MADURAI: Each clap by Sri Veena Yazhini while performing her ‘kummi padal’ — Tamil Nadu’s folk style singing that involves rhythmic clapping — means the world to her. It means freedom, inclusion and love from her family and much more.
At the ‘Thirunagaiyar Padipulagam’, transpersons community’s world of/for learning, held in Madurai, her claps sing the notes of the struggle she faced against caste, bigotry and sexism. Her ‘oppari’ (songs of grief) are of the dead past that doesn’t taint her today. She, who works as an insurance manager at Government Head Quarters Hospital in Coimbatore, trains the next generation in folklore and baking, at a kitchen exclusive for the trans community, with a helping hand from the CSI Bishop Appasamy College of Arts and Science in Coimbatore.
This is the first year of ‘Thirunagaiyar Padipulagam’, an event that aims to showcase the proud talents of 100 transwomen. This is an event that writer, filmmaker and activist Priya Babu —the mother of the Transgenders Resource Centre — hopes to continue for the developing community.
The resource centre, keeping up with the times, also runs a YouTube channel called ‘Trans News’ and Priya Babu is also the chief of the ‘Trans publications’ that publish books written by the trans community. The centre, the six-year-old brain child of Priya, screened over 300 short films, published 180 books and several articles on print media to uproot the misconception against the community and sow the seeds of hope. It gives hope for children who do not understand the physical changes they undergo and flee homes as they are unable to cope with pressure; hope to express themselves without prejudiced eyes staring them down.

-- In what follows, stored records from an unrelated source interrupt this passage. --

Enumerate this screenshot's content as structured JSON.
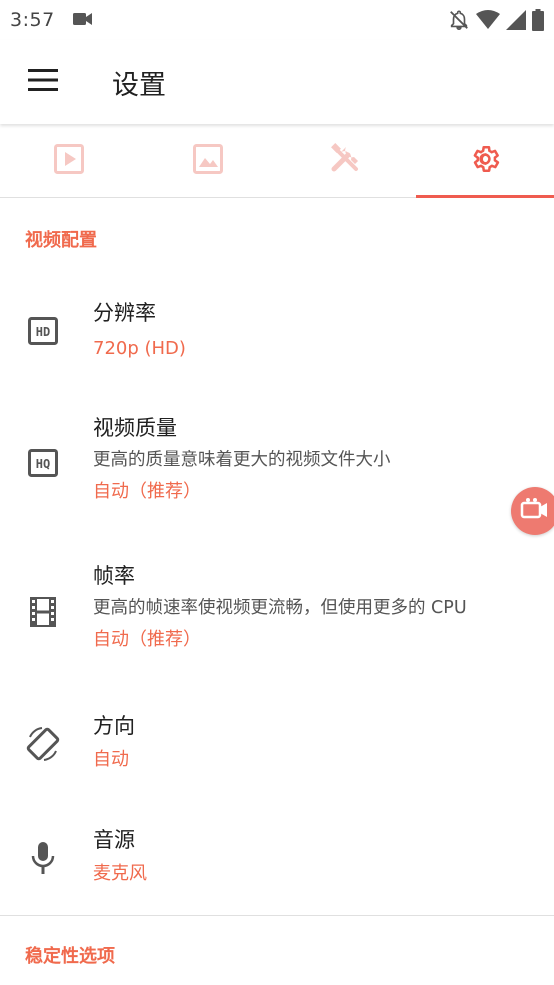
{
  "status_bar": {
    "time": "3:57",
    "icons": [
      "video-camera-icon",
      "notifications-off-icon",
      "wifi-icon",
      "signal-icon",
      "battery-icon"
    ]
  },
  "app_bar": {
    "menu_icon": "hamburger-menu-icon",
    "title": "设置"
  },
  "tabs": [
    {
      "icon": "play-video-icon",
      "active": false
    },
    {
      "icon": "image-icon",
      "active": false
    },
    {
      "icon": "tools-icon",
      "active": false
    },
    {
      "icon": "gear-icon",
      "active": true
    }
  ],
  "sections": [
    {
      "header": "视频配置",
      "items": [
        {
          "icon": "hd-icon",
          "title": "分辨率",
          "value": "720p (HD)"
        },
        {
          "icon": "hq-icon",
          "title": "视频质量",
          "description": "更高的质量意味着更大的视频文件大小",
          "value": "自动（推荐）"
        },
        {
          "icon": "film-icon",
          "title": "帧率",
          "description": "更高的帧速率使视频更流畅，但使用更多的 CPU",
          "value": "自动（推荐）"
        },
        {
          "icon": "screen-rotation-icon",
          "title": "方向",
          "value": "自动"
        },
        {
          "icon": "microphone-icon",
          "title": "音源",
          "value": "麦克风"
        }
      ]
    },
    {
      "header": "稳定性选项"
    }
  ],
  "floating_button": {
    "icon": "screen-record-icon"
  },
  "colors": {
    "accent": "#f06a4d",
    "tab_indicator": "#ef5b4f",
    "inactive_tab_icon": "#f6c8c3",
    "icon_gray": "#555555"
  }
}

The picture artist and orator Kalki Subramaniam, who is attached to the centre, wants the world to see their world and the one of the 500 transpersons across TN, Kerala, Puducherry and Mumbai trained by Kalki. Colours are often used by many to distinguish: blue for boys and pink for girls.
In her hands, the shades indicate equality. To Kalki, hues are for harmony, respect, and the right to live. Kalki’s art speaks of pride that defeats prejudice against transpersons and non-binary people. “It is the celebration of the trans community, the celebration of our identity, our uniqueness. I believe all transpersons have a story” Kalki says.
In Hindu mythology, Kalki is believed to be a war-lord avatar of Vishnu who is yet to descend to save the world from itself. Kalki, who says that bigotry is a bother, is trying to cast away the shade thrown by humanity on its own kind. “I try to prove all those things through my art,” Kalki beams.
Kalki’s message received international recognition as her paintings were displayed at the University of South Florida recently along with the artworks of four others from the community, and a transman. Kalki believes that transpersons must be given a space to showcase their artwork and earn a living.
As for Sri Veena Yazhini, she runs her own troop that performs across the State. “I support the initiative that transpersons must be brought out of misery of begging and prostitution,” she says. One day, all will clap along to the tunes of justice, and love, she hopes.